in preventing the spread of this disease by the examination of children attending elementary schools
by a medical man."
The need for medical examination of children attending school at times when the school
is suspected of causing the spread of diphtheria has long been evident, and the adoption of such
a course may be expected to materially reduce the need of school closure, and thus to prevent
the interruption to education which school closure involves.
For the purpose of ascertaining whether as in previous years there was decrease of
diphtheria prevalence among children of school age during the summer holidays, diagram XV.
has been prepared. The summer holiday of the schools of the London School Board began
on Thursday, the 26th July, i.e., the latter part of the 30th week, and the schools re-opened on
Monday, the 27th August, i.e., the beginning of the 35th week. If the number of cases in the
four weeks preceding and four weeks subsequent to the weeks most subject to holiday influence
be compared, the following results are obtained for the age periods of 0—3, 3—13, and 13 years
and upwards. It will be seen that the decrease in the number of cases notified during the
period of holiday influence, and the increase in the subsequent period is most marked at the
school age.

Diphtheria—Notified cases,1900.

Period.Notified cases—Ages.Increase or decrease per cent.
0—3.3—13.13 and upwards.0—3.3—13.13 and upwards.
Four weeks preceding weeks of holiday influence (28th to 31st)127616217
Four weeks of holiday influence (32nd to 35th)134417162+5.5—32.3—25.3
Four weeks following weeks of holiday influence (36th to 39th)151606200+12.7+45.3+235

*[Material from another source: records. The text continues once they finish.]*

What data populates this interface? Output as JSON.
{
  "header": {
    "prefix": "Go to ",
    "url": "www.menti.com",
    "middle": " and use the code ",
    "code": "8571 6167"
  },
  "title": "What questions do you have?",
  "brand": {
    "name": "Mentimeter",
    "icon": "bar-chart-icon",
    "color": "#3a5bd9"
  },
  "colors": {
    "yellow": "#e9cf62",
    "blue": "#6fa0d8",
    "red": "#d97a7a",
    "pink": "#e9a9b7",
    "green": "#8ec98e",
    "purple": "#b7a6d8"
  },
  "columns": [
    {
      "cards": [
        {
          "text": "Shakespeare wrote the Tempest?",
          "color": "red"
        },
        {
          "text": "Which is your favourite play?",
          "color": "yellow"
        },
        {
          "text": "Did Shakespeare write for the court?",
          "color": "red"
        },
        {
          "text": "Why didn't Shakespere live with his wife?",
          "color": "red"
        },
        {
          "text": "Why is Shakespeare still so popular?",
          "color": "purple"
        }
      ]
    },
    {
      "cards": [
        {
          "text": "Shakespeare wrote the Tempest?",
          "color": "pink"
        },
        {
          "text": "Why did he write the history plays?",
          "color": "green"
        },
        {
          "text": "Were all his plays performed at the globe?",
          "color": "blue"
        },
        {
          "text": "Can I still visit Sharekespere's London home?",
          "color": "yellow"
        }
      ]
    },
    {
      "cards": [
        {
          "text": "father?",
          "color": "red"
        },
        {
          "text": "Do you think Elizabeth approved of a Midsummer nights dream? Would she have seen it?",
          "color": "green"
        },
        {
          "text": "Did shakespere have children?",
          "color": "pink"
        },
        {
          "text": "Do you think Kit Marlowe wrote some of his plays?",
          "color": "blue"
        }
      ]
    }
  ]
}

In my last annual report I published a table showing the percentage of total notified cases
of diphtheria occurring at ages 3-13 for, the three years 1897-1899 in each of the London sanitary
areas. The following table gives similar information for the five years 1896-1900.